When the Palmers refused to pay or take down the review, KlearGear sent a collection agency to them for this money, which damaged their credit by August 2012.

KlearGear, ever wise, has reinserted the non-disparagement clause in its Term of Use:

Non-Disparagement Clause
In an effort to ensure fair and honest public feedback, and to prevent the publishing of libelous content in any form, your acceptance of this sales contract prohibits you from taking any action that negatively impacts, its reputation, products, services, management or employees.
Should you violate this clause, as determined by in its sole discretion, you will be provided a seventy-two (72) hour opportunity to retract the content in question.
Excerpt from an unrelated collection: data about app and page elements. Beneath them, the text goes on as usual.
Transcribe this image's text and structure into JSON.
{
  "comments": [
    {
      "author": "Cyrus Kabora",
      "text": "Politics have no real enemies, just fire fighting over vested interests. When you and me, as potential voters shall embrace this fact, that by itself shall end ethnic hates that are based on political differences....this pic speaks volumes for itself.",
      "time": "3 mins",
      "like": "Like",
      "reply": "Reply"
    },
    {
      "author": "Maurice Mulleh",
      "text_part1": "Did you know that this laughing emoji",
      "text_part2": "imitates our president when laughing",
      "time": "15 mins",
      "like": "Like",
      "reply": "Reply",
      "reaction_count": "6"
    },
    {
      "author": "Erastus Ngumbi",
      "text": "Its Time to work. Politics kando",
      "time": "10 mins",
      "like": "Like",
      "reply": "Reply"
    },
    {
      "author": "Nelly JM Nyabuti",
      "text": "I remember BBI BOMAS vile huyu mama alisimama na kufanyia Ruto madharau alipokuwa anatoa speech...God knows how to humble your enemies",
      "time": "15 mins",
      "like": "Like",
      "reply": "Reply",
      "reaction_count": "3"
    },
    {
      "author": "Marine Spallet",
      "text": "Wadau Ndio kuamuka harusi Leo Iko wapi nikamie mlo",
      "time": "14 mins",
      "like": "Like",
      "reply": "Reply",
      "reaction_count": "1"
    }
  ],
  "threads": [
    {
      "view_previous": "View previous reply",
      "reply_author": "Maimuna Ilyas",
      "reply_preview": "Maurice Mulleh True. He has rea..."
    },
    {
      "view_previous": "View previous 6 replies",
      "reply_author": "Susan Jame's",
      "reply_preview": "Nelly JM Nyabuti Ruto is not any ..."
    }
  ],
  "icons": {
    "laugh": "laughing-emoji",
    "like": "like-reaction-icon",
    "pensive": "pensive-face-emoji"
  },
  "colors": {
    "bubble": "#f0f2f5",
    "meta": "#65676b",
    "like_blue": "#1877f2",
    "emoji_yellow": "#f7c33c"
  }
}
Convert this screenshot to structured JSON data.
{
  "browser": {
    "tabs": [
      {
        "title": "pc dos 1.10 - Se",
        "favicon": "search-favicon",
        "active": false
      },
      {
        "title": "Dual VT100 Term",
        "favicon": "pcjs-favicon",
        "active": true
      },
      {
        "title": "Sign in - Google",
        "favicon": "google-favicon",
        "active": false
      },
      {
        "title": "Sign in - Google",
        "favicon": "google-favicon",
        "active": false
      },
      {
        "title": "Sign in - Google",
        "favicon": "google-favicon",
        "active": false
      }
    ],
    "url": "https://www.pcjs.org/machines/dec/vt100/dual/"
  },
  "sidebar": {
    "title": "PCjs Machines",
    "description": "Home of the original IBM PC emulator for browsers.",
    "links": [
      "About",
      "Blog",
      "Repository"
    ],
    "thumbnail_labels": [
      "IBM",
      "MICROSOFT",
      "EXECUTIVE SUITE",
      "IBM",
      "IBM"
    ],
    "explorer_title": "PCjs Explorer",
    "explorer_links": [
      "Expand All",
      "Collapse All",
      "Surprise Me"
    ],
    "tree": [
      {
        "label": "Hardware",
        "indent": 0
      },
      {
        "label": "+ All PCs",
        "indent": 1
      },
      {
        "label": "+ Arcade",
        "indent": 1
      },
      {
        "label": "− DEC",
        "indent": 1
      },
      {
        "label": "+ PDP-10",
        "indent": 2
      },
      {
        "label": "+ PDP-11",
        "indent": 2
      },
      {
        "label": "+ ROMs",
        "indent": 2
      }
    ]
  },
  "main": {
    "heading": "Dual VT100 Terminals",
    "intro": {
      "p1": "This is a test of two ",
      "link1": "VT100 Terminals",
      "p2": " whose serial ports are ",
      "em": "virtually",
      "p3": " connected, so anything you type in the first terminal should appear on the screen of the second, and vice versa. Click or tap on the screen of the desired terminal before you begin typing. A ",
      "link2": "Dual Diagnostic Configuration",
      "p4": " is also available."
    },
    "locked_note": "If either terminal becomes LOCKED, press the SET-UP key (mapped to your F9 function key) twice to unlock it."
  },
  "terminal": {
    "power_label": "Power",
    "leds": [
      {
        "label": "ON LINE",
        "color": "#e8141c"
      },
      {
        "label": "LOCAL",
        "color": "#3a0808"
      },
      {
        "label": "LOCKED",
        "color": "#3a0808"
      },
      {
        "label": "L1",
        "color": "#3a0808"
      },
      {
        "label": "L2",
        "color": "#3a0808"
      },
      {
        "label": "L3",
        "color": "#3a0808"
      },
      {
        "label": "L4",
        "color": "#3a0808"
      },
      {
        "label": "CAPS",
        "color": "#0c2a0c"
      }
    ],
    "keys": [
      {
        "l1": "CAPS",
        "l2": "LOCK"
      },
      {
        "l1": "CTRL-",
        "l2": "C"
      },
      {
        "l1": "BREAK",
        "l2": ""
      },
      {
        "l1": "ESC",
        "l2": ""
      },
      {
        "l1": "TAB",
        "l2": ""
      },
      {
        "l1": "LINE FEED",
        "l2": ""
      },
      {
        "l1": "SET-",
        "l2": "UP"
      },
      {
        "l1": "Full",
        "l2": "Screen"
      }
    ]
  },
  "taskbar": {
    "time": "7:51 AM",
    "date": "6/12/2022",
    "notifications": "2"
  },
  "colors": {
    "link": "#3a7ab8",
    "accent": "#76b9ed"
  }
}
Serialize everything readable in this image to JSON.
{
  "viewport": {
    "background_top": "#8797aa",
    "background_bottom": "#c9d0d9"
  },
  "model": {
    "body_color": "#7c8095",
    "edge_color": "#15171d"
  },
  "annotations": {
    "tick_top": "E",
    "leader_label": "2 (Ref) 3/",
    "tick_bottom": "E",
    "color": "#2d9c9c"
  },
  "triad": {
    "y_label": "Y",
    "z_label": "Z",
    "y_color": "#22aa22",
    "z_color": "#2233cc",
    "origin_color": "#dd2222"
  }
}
If the content remains, in whole or in part, you will immediately be billed $3,500.00 USD for legal fees and court costs until such complete costs are determined in litigation. Should these charges remain unpaid for 30 calendar days from the billing date, your unpaid invoice will be forwarded to our third party collection firm and will be reported to consumer credit reporting agencies until paid.

Perhaps they are looking for still more negative publicity, or eager to pay still more in damages and attorney fees. See also the post on the Public Citizen blog about the case (Public Citizen’s Paul Alan Levy represented the Palmers).